■ REQUIRED ACTION
Each record below should be written out again exactly.

■ PROVIDED RECORDS
*** Block opens ***

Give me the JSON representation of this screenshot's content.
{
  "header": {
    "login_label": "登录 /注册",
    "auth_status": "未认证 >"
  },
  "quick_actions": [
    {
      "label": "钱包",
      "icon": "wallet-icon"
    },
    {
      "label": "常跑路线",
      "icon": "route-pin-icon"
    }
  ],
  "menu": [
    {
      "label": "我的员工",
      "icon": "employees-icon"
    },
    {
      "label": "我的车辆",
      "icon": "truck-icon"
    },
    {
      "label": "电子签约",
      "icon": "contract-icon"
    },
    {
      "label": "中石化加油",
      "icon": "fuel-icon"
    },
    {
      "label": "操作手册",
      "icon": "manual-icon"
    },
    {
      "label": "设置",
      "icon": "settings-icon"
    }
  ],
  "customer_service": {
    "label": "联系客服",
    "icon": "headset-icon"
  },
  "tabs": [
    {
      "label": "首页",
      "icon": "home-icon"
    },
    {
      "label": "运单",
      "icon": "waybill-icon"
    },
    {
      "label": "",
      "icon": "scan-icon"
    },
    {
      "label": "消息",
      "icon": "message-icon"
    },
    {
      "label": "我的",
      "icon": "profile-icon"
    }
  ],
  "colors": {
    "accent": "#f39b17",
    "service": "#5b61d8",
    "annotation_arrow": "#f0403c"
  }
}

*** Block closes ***

■ RESULT BELOW
Give me the JSON representation of this screenshot's content.
{
  "header": {
    "login_label": "登录 /注册",
    "auth_status": "未认证 >"
  },
  "quick_actions": [
    {
      "label": "钱包",
      "icon": "wallet-icon"
    },
    {
      "label": "常跑路线",
      "icon": "route-pin-icon"
    }
  ],
  "menu": [
    {
      "label": "我的员工",
      "icon": "employees-icon"
    },
    {
      "label": "我的车辆",
      "icon": "truck-icon"
    },
    {
      "label": "电子签约",
      "icon": "contract-icon"
    },
    {
      "label": "中石化加油",
      "icon": "fuel-icon"
    },
    {
      "label": "操作手册",
      "icon": "manual-icon"
    },
    {
      "label": "设置",
      "icon": "settings-icon"
    }
  ],
  "customer_service": {
    "label": "联系客服",
    "icon": "headset-icon"
  },
  "tabs": [
    {
      "label": "首页",
      "icon": "home-icon"
    },
    {
      "label": "运单",
      "icon": "waybill-icon"
    },
    {
      "label": "",
      "icon": "scan-icon"
    },
    {
      "label": "消息",
      "icon": "message-icon"
    },
    {
      "label": "我的",
      "icon": "profile-icon"
    }
  ],
  "colors": {
    "accent": "#f39b17",
    "service": "#5b61d8",
    "annotation_arrow": "#f0403c"
  }
}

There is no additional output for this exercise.